Solitary sexual desireSexual arousalGenital responseSubjective orgasm experienceSolitary masturbation
Cervilla, O.; Jiménez-Antón, E.; Álvarez-Muelas, A.; Mangas, P.; Granados, R.; Sierra, J.C. Solitary Sexual Desire: Its Relation to Subjective Orgasm Experience and Sexual Arousal in the Masturbation Context within a Spanish Population. Healthcare 2023, 11, 805. https://doi.org/10.3390/healthcare11060805
SponsorshipMinisterio de Ciencia, Innovación y Universidades through the Research Project RTI2018-093317-B-I00; University Professor Training FPU18/03102, FPU16/04429, and FPU19/00369

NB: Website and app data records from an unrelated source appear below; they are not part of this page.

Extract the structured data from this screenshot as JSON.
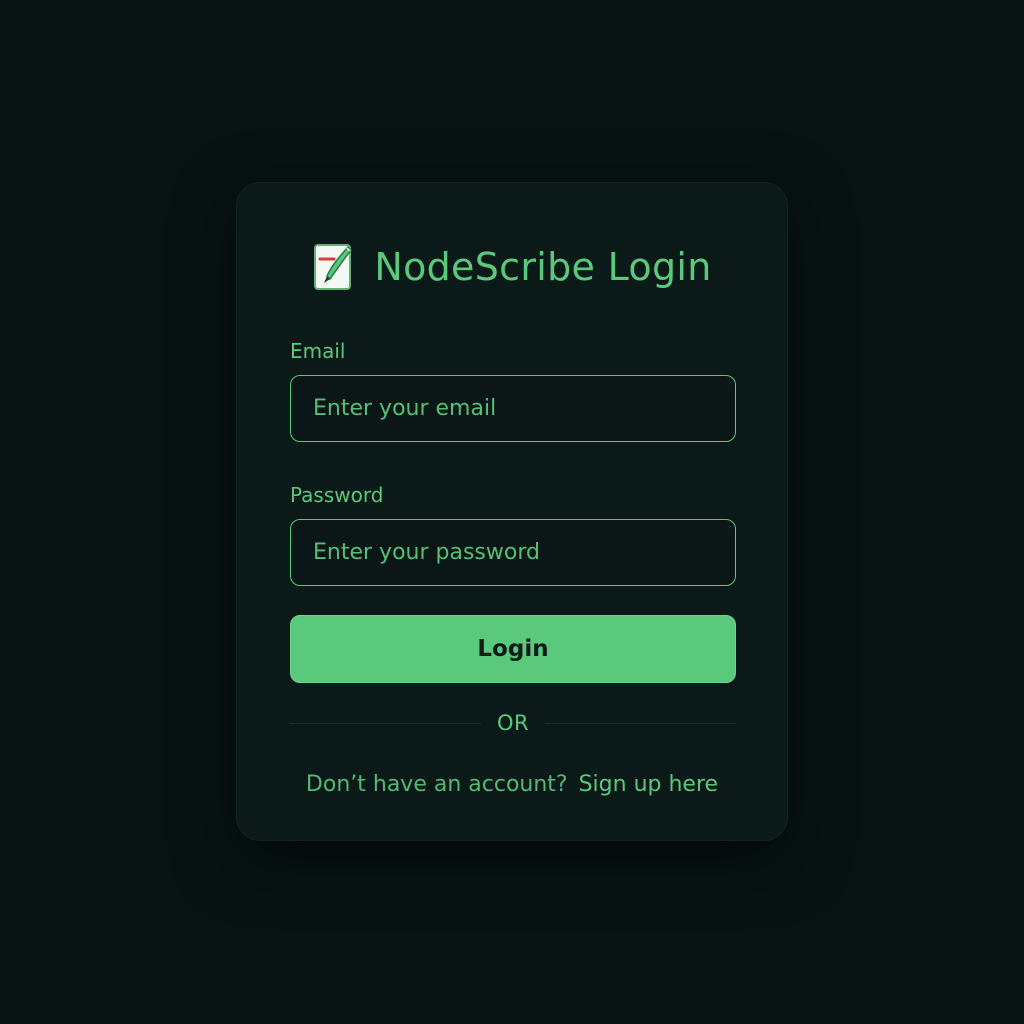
{
  "header": {
    "title": "NodeScribe Login",
    "logo_icon": "pen-and-paper-icon"
  },
  "form": {
    "email": {
      "label": "Email",
      "value": "",
      "placeholder": "Enter your email"
    },
    "password": {
      "label": "Password",
      "value": "",
      "placeholder": "Enter your password"
    },
    "login_label": "Login",
    "divider_text": "OR"
  },
  "footer": {
    "prompt": "Don’t have an account?",
    "signup_label": "Sign up here"
  },
  "colors": {
    "background": "#061312",
    "card": "#0b1a19",
    "accent": "#5bc97c",
    "button_text": "#0c1c18"
  }
}
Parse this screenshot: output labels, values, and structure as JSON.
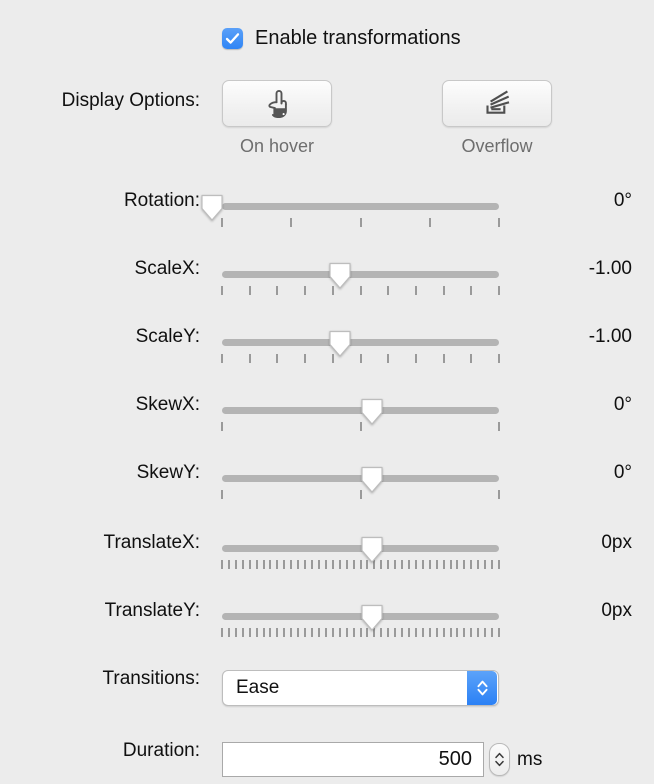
{
  "accent_color": "#2f85f5",
  "background_color": "#ececec",
  "enable": {
    "label": "Enable transformations",
    "checked": true,
    "icon": "checkmark-icon"
  },
  "display_options": {
    "label": "Display Options:",
    "buttons": [
      {
        "caption": "On hover",
        "icon": "pointing-hand-icon",
        "pressed": false
      },
      {
        "caption": "Overflow",
        "icon": "overflow-stack-icon",
        "pressed": false
      }
    ]
  },
  "sliders": [
    {
      "label": "Rotation:",
      "value_text": "0°",
      "thumb_percent": 0,
      "tick_count": 5,
      "unit": "°",
      "value": 0
    },
    {
      "label": "ScaleX:",
      "value_text": "-1.00",
      "thumb_percent": 40,
      "tick_count": 11,
      "unit": "",
      "value": -1.0
    },
    {
      "label": "ScaleY:",
      "value_text": "-1.00",
      "thumb_percent": 40,
      "tick_count": 11,
      "unit": "",
      "value": -1.0
    },
    {
      "label": "SkewX:",
      "value_text": "0°",
      "thumb_percent": 50,
      "tick_count": 3,
      "unit": "°",
      "value": 0
    },
    {
      "label": "SkewY:",
      "value_text": "0°",
      "thumb_percent": 50,
      "tick_count": 3,
      "unit": "°",
      "value": 0
    },
    {
      "label": "TranslateX:",
      "value_text": "0px",
      "thumb_percent": 50,
      "tick_count": 41,
      "unit": "px",
      "value": 0
    },
    {
      "label": "TranslateY:",
      "value_text": "0px",
      "thumb_percent": 50,
      "tick_count": 41,
      "unit": "px",
      "value": 0
    }
  ],
  "transitions": {
    "label": "Transitions:",
    "selected": "Ease",
    "icon": "chevron-updown-icon"
  },
  "duration": {
    "label": "Duration:",
    "value": "500",
    "unit": "ms",
    "icon": "stepper-updown-icon"
  }
}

The tridimensional sexual desire proposal (i.e., dyadic to partner, dyadic to attractive other and solitary) has been empirically supported. However, solitary sexual desire and its relationship to other dimensions of sexual functioning has received less attention. Hence, we examined the capacity of solitary sexual desire to explain the subjective orgasm experience (Study 1) and sexual arousal (Study 2) in the context of solitary masturbation. Study 1, composed of 2406 heterosexual adults (M age = 39.72, SD = 11.81), assessed for solitary sexual desire, dyadic sexual desire, and the intensity of the subjective orgasm experience obtained through solitary masturbation, along with other associated parameters. Study 2, consisting of 41 heterosexual young people (M age = 22.49, SD = 3.17), evaluated the genital response (penile circumference/vaginal pulse amplitude) and subjective arousal to sexually explicit films related to solitary masturbation. In both men and women, solitary sexual desire accounted for a significant percentage of the subjective orgasm experience obtained through solitary masturbation. In addition, in women, the propensity for sexual arousal was explained by solitary sexual desire. It is concluded that solitary sexual desire -as opposed to dyadicis important to explain sexual arousal and orgasm in the solitary masturbation context. These results highlight the importance of addressing sexual desire in the solitary context, given its implications with other dimensions of sexual functioning.